#### WHAT TO WORK ON
Every record that follows should be printed verbatim.

Interface dataset entries:
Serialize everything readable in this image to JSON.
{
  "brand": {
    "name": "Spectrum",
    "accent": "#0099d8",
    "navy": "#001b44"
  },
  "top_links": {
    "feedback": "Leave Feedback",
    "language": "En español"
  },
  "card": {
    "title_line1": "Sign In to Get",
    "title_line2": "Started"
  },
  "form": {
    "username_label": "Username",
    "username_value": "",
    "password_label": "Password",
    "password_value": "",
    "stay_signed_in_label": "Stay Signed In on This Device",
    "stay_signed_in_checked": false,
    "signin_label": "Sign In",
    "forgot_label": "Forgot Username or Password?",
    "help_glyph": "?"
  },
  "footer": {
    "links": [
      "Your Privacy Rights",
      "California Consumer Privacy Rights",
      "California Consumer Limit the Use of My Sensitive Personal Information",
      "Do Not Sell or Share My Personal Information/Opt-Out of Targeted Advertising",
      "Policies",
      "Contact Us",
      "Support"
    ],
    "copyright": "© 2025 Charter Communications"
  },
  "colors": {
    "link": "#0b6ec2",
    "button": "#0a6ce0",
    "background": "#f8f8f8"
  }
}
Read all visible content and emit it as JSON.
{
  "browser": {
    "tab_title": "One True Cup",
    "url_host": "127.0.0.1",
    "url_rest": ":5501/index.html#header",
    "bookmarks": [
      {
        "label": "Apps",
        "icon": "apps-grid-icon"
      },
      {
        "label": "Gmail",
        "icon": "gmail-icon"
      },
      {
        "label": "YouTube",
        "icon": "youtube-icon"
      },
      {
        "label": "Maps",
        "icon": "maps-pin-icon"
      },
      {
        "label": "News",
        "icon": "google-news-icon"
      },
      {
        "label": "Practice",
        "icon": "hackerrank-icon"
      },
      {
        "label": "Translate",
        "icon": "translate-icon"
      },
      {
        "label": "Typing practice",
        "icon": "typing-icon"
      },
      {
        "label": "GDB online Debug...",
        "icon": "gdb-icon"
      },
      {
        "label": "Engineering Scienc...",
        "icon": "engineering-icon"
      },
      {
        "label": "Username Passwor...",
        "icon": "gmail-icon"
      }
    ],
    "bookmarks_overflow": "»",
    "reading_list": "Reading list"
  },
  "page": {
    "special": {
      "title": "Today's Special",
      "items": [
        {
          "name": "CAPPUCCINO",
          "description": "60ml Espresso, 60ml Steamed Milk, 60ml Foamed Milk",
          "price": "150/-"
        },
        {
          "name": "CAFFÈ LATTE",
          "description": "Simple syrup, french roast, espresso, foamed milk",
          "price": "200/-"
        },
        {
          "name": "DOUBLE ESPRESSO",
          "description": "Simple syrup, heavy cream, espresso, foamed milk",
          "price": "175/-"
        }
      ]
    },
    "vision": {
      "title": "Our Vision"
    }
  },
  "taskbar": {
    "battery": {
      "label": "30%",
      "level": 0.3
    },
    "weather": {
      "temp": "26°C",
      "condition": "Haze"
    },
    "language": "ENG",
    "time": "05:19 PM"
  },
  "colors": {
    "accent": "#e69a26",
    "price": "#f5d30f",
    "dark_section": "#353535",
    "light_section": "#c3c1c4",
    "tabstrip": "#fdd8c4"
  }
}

#### SOLUTION TO THIS TASK
Serialize everything readable in this image to JSON.
{
  "brand": {
    "name": "Spectrum",
    "accent": "#0099d8",
    "navy": "#001b44"
  },
  "top_links": {
    "feedback": "Leave Feedback",
    "language": "En español"
  },
  "card": {
    "title_line1": "Sign In to Get",
    "title_line2": "Started"
  },
  "form": {
    "username_label": "Username",
    "username_value": "",
    "password_label": "Password",
    "password_value": "",
    "stay_signed_in_label": "Stay Signed In on This Device",
    "stay_signed_in_checked": false,
    "signin_label": "Sign In",
    "forgot_label": "Forgot Username or Password?",
    "help_glyph": "?"
  },
  "footer": {
    "links": [
      "Your Privacy Rights",
      "California Consumer Privacy Rights",
      "California Consumer Limit the Use of My Sensitive Personal Information",
      "Do Not Sell or Share My Personal Information/Opt-Out of Targeted Advertising",
      "Policies",
      "Contact Us",
      "Support"
    ],
    "copyright": "© 2025 Charter Communications"
  },
  "colors": {
    "link": "#0b6ec2",
    "button": "#0a6ce0",
    "background": "#f8f8f8"
  }
}
Read all visible content and emit it as JSON.
{
  "browser": {
    "tab_title": "One True Cup",
    "url_host": "127.0.0.1",
    "url_rest": ":5501/index.html#header",
    "bookmarks": [
      {
        "label": "Apps",
        "icon": "apps-grid-icon"
      },
      {
        "label": "Gmail",
        "icon": "gmail-icon"
      },
      {
        "label": "YouTube",
        "icon": "youtube-icon"
      },
      {
        "label": "Maps",
        "icon": "maps-pin-icon"
      },
      {
        "label": "News",
        "icon": "google-news-icon"
      },
      {
        "label": "Practice",
        "icon": "hackerrank-icon"
      },
      {
        "label": "Translate",
        "icon": "translate-icon"
      },
      {
        "label": "Typing practice",
        "icon": "typing-icon"
      },
      {
        "label": "GDB online Debug...",
        "icon": "gdb-icon"
      },
      {
        "label": "Engineering Scienc...",
        "icon": "engineering-icon"
      },
      {
        "label": "Username Passwor...",
        "icon": "gmail-icon"
      }
    ],
    "bookmarks_overflow": "»",
    "reading_list": "Reading list"
  },
  "page": {
    "special": {
      "title": "Today's Special",
      "items": [
        {
          "name": "CAPPUCCINO",
          "description": "60ml Espresso, 60ml Steamed Milk, 60ml Foamed Milk",
          "price": "150/-"
        },
        {
          "name": "CAFFÈ LATTE",
          "description": "Simple syrup, french roast, espresso, foamed milk",
          "price": "200/-"
        },
        {
          "name": "DOUBLE ESPRESSO",
          "description": "Simple syrup, heavy cream, espresso, foamed milk",
          "price": "175/-"
        }
      ]
    },
    "vision": {
      "title": "Our Vision"
    }
  },
  "taskbar": {
    "battery": {
      "label": "30%",
      "level": 0.3
    },
    "weather": {
      "temp": "26°C",
      "condition": "Haze"
    },
    "language": "ENG",
    "time": "05:19 PM"
  },
  "colors": {
    "accent": "#e69a26",
    "price": "#f5d30f",
    "dark_section": "#353535",
    "light_section": "#c3c1c4",
    "tabstrip": "#fdd8c4"
  }
}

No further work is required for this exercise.